Most popular landmark on the German side: the Bastei Bridge – a tourist attraction since 1824. By then it was just a wooden bridge linking several rocks. The timber was replaced in by a sandstone bridge in 1851. The rock formations and vistas near this bridge have inspired Caspar David Friedrich to paint his “Felsenschlucht”.
Dresden by Bicycle
For those of you hopping on a bicycle, Dresden’s Elbe river will be the perfect stage to explore sites that are off the beaten path. Blaues Wunder and Schiller-Garten are now in your reach. You simply cycle up the Elbe river in the direction of Saxon Switzerland and the Czech Republic. The bridge “Blaues Wunder” looks like a 1:24 model of the Golden Gate Bridge in San Francisco. Next to it you’ll find the Schiller-Garten. For us this was the best spot coming at the right time for our first break.
For the lazy bikers we have alternative proposal. Stuff your bicycle into a local train from Dresden to either Pirna or Bad Schandau and cycle the Elbe river downwards. It’s easier ;) From Pirna to Dresden you will need approx. 1 to 1.5 hours depending on your stamina. A bicycle tour from Bad Schandau to Dresden is a different animal of course. Plan with 3 to 4 hours.
At both shorelines of the Elbe river you will always meet many cyclists. This constant cyclemania starts in Melnik in the Czech Republic and ends in Meissen – some 30 km north of Dresden. Meissen is a beautiful medieval town with castle and cathedral. It is also famous of its porcelain manufacture.
Hotels in Dresden
Where to stay in Dresden? We did choose a real castle: Schloss Eckberg in Dresden Loschwitz. In September it cost us 100 Euros per night (approx. US$120). From the outside the hotel still looks like a castle. From the inside not so much. But it was definitely worth the money. Because this elegant hotel is surrounded by 15 hectars of parkland, overlooking the Elbe river.

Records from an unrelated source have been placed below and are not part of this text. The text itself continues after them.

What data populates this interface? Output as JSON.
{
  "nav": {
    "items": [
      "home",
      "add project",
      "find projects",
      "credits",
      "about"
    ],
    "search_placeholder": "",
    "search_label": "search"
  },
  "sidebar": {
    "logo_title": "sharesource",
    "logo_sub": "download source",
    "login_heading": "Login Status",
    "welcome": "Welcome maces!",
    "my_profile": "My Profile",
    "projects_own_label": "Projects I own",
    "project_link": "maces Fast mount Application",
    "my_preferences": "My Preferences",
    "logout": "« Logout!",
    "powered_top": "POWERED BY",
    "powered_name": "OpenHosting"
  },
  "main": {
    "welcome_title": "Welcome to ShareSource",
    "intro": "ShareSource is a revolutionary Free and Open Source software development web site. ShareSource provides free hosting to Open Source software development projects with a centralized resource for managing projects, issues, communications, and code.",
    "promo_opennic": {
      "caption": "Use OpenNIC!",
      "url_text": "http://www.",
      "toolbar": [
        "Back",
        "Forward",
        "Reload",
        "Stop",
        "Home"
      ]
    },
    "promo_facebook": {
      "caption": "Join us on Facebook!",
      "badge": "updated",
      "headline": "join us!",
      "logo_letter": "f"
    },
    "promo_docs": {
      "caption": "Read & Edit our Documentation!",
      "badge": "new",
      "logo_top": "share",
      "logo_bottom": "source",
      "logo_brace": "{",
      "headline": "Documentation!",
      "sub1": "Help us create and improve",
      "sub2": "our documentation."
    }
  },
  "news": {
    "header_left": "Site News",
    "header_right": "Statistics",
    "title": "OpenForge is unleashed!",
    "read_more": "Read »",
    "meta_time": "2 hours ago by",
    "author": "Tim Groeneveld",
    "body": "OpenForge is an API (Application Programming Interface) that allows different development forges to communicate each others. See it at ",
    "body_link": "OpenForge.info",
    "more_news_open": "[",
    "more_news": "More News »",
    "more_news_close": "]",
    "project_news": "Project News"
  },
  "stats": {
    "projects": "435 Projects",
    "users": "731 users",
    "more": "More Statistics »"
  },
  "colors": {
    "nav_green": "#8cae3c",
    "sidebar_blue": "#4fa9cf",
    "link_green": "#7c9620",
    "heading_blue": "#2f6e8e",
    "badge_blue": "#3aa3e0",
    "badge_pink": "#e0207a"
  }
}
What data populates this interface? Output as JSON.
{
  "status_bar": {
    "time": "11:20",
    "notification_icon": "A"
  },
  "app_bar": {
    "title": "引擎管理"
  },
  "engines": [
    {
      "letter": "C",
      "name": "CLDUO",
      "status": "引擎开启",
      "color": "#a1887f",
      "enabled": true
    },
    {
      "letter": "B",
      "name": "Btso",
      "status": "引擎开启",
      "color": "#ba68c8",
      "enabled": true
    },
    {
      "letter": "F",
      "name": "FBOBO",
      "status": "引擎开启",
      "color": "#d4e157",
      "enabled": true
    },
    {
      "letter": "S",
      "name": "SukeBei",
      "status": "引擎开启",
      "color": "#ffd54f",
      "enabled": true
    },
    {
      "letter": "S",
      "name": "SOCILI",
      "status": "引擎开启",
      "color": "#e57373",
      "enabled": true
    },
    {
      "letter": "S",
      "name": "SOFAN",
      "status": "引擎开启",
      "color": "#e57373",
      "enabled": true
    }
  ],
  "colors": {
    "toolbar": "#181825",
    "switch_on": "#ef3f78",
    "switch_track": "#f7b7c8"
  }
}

Things we did in Dresden, Germany. By Chili & Chirp | © International Destinations | Read more about Germany here -> German Gems.